8. The aircraft are generally not very clean. Oil streaks are found on the fuselages and a peek under the hood shows dirt an oil. The cowlings rarely are reinstalled after their 100 hour inspections in a proper way. They are generally misaligned.

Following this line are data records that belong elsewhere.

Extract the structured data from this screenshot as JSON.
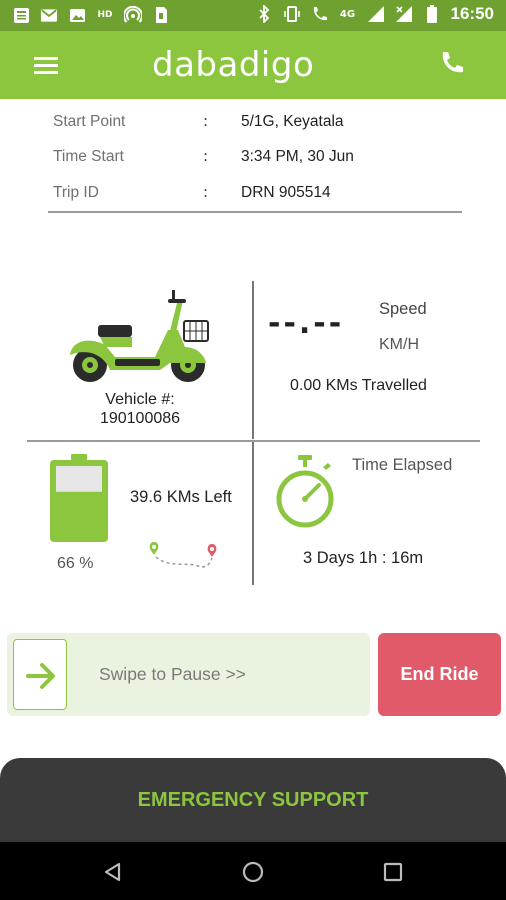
{
  "status_bar": {
    "time": "16:50",
    "left_icons": [
      "news-icon",
      "mail-icon",
      "image-icon",
      "hd-icon",
      "hotspot-icon",
      "sim-icon"
    ],
    "right_icons": [
      "bluetooth-icon",
      "vibrate-icon",
      "wifi-call-icon",
      "4g-signal-icon",
      "signal-icon",
      "signal-x-icon",
      "battery-icon"
    ],
    "hd_label": "HD",
    "lte_label": "4G"
  },
  "app_bar": {
    "logo_text": "dabadigo",
    "menu_icon": "hamburger-menu-icon",
    "call_icon": "phone-icon"
  },
  "trip": {
    "rows": [
      {
        "label": "Start Point",
        "colon": ":",
        "value": "5/1G, Keyatala"
      },
      {
        "label": "Time Start",
        "colon": ":",
        "value": "3:34 PM, 30 Jun"
      },
      {
        "label": "Trip ID",
        "colon": ":",
        "value": "DRN 905514"
      }
    ]
  },
  "vehicle": {
    "label": "Vehicle #:",
    "number": "190100086",
    "icon": "scooter-icon"
  },
  "speed": {
    "value": "--.--",
    "label": "Speed",
    "unit": "KM/H",
    "travelled": "0.00 KMs Travelled"
  },
  "battery": {
    "percent_text": "66 %",
    "level": 0.66,
    "kms_left": "39.6 KMs Left",
    "icon": "battery-icon",
    "route_icon": "route-icon"
  },
  "time_elapsed": {
    "label": "Time Elapsed",
    "value": "3 Days 1h : 16m",
    "icon": "stopwatch-icon"
  },
  "swipe": {
    "text": "Swipe to Pause >>",
    "icon": "arrow-right-icon"
  },
  "end_ride": {
    "label": "End Ride"
  },
  "emergency": {
    "label": "EMERGENCY SUPPORT"
  },
  "nav": {
    "icons": [
      "back-icon",
      "home-icon",
      "recents-icon"
    ]
  },
  "colors": {
    "status_bar": "#6fa131",
    "brand_green": "#8cc63f",
    "end_ride": "#e05a6a",
    "emergency_bg": "#3a3a3a",
    "swipe_bg": "#e9f3df"
  }
}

Any one of these issues by itself would be minor and correctable. However, taken holistically, they suggest a pattern of operation that is in dire need of improvement. This doesn't even begin to touch on the customer service problems that I have experienced. For the most part, the people who work at this place are very kind and easy to deal with. However, when they think it is OK to call me the morning of an evening trip and tell me that I cannot take the plane that I had reserved weeks in advance simply because they wanted to use it for training flights, that is not acceptable. I understand that their primary goal is to be a flight school. Fine. But that doesn't allow canceling a flight and forcing a seven year customer to do a check ride in a more expensive plane at his expense. That is unconscionable. And trying to make up for that by giving me a free chart is not adequate. If I had been given adequate notice, I might think a bit differently, but that act was the straw that broke the camel's back. It was that incident that caused me to look elsewhere. And what I found was a selection of top notch aircraft for the same price. The competitor's aircraft were clean and have always been ready for me each time I have needed them.

So that's all I'll say on this topic. It saddens me each time I think about it and I don't care to hash it out again.


  1. Anonymous3:28 PM EDT

    Hello, I was the one who left a comment before about the safety practices of before said flight school and I appreciate the time you took to explain your experiences. I deal with pilots from the controller side of aviation 40 + a week and have just recently taken up flying so I appreciate the time you took to explain your experiences. I have noticed by your writings that you seemed to be very safety orientated and I am glad to hear this from the controller point of view. I hate watching aircraft get into accidents when they are sometimes easily avoidable and simple missed tasked result in less than enjoyable outcomes. Thanks again for the time you spent explaining things. Have a great day and good luck in the future!

  2. You know who :-)1:20 PM EDT

    I feel your sorrow and share your accurate observations. As the student pilot involved in the engine out scenario over Palatka I want to assure you that there was absolutely no other traffic within 20 miles of us. That said, you are correct that it was a totally unnecessary manuever that could have had serious consequences.

  3. I appreciate both of your comments. I rely quite a bit on guidance from ATC when I fly and I am "in the system" almost 100 percent of my flying time. We depended on ATC on June 16th while trying to avoid +TSRA around CRG and I wish I could have thanked the controller personally.

    As for the engine out "lesson", Can you really be sure that there was no traffic within 20 miles? Even the TIS in the G1000 Cessnas will only pick up aircraft that have working transponders that are identified by the ATC radar. It relies on both the link from ATC and the other aircraft's transponder. Also, let's not forget the potential danger to people and property on the ground.